12.1 The Terms of Reference for this Inquiry ask the ALRC to have regard to laws that may contribute to the rate of Aboriginal and Torres Strait Islander offending, including ‘driving offences and unpaid fines’—the statutory enforcement regimes of which affect Aboriginal and Torres Strait Islander people unduly and can result in incarceration.
12.2 The ALRC considers that fine enforcement regimes should not, directly or indirectly, allow for imprisonment, and recommends that legalisation should be amended to this effect. Imprisonment is a disproportionate response to fine default, and impacts especially on Aboriginal and Torres Strait Islander women.
12.3 The imposition of fines and fine enforcement regimes affect Aboriginal and Torres Strait Islander people disproportionately. Fine enforcement regimes can aggravate criminogenic factors and operate to further entrench disadvantage, especially when the penalty for default or secondary offending includes further fines, driver licence suspension or disqualification, and imprisonment.
12.4 The ALRC makes recommendations to increase the efficacy and decrease the harm caused to Aboriginal and Torres Strait Islander people by the imposition of fines.
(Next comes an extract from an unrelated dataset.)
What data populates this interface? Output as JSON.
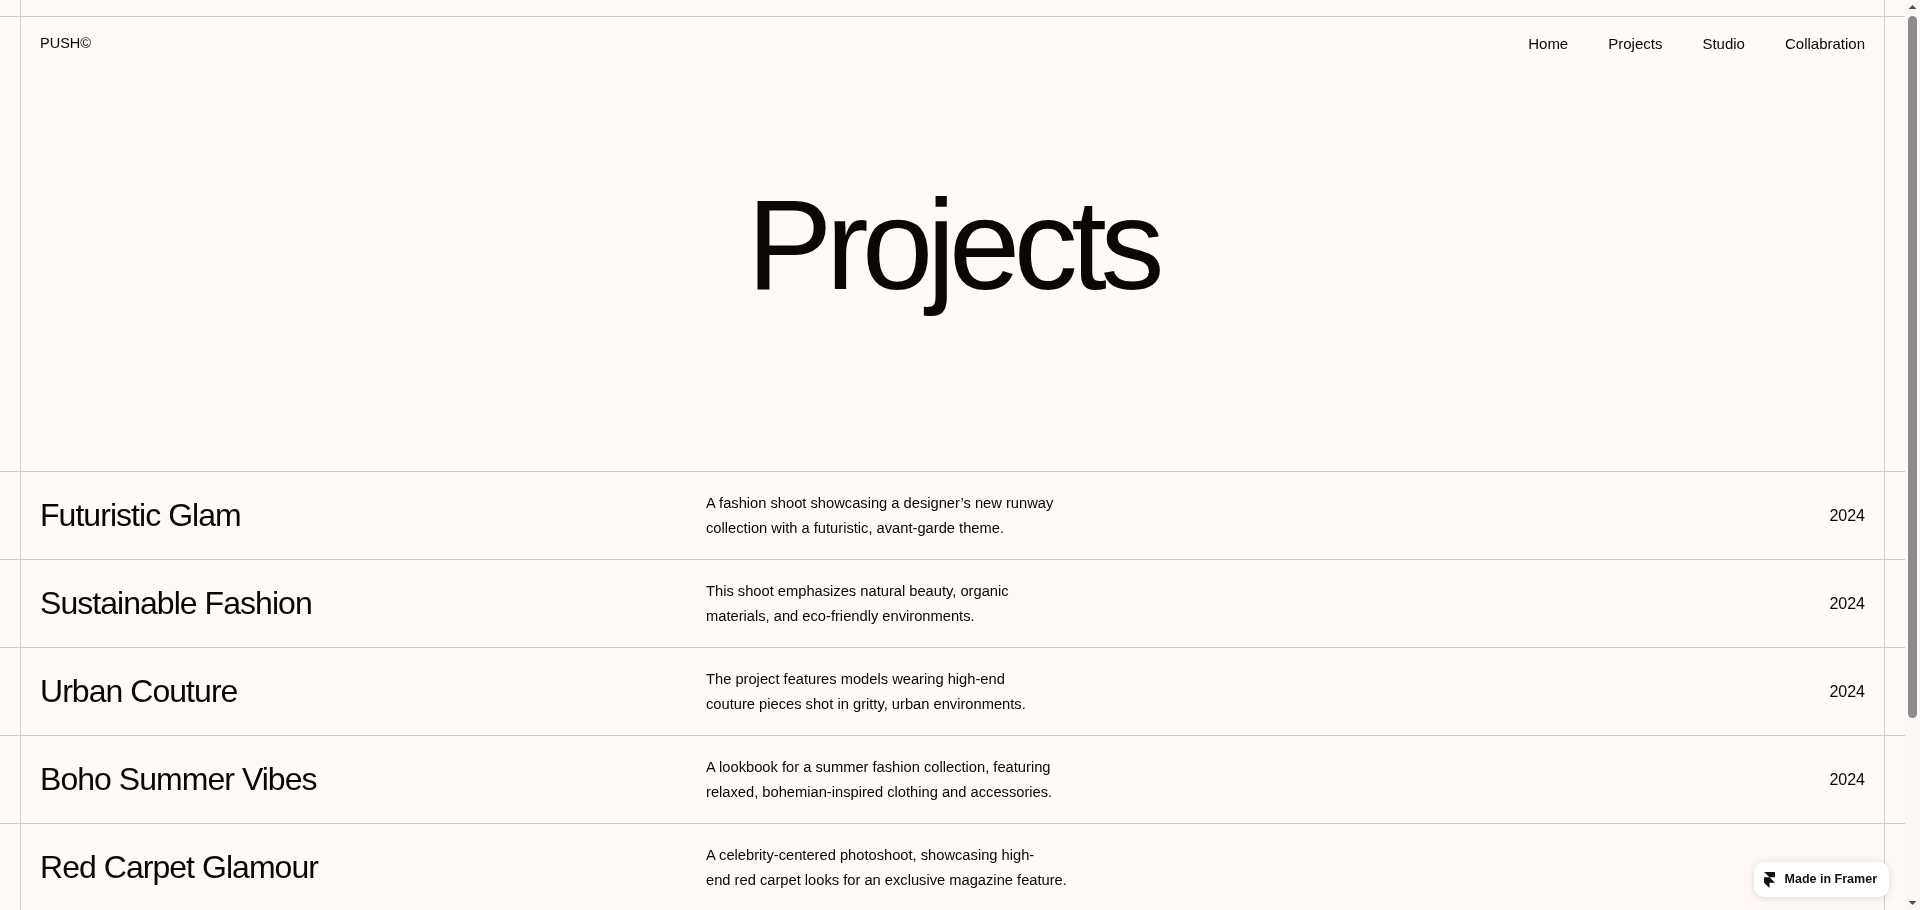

These include decreasing the size of fines, limiting the issue of infringement notices, the nationwide adoption of Work and Development Orders (WDOs) based on the New South Wales (NSW) model, and the provision of a discretion to skip driver licence suspension where the person in fine default is vulnerable, supported by statutory guidelines for state debt recovery agencies. These are not standalone recommendations and, together with the abolition of imprisonment, seek to make fine systems and fine enforcement regimes fairer and more responsive to the circumstances of Aboriginal and Torres Strait Islander people, especially in regional or remote locations.
12.5 This chapter further discusses two key pathways for Aboriginal and Torres Strait Islander people into fine enforcement, namely offensive language provisions and driving without a licence.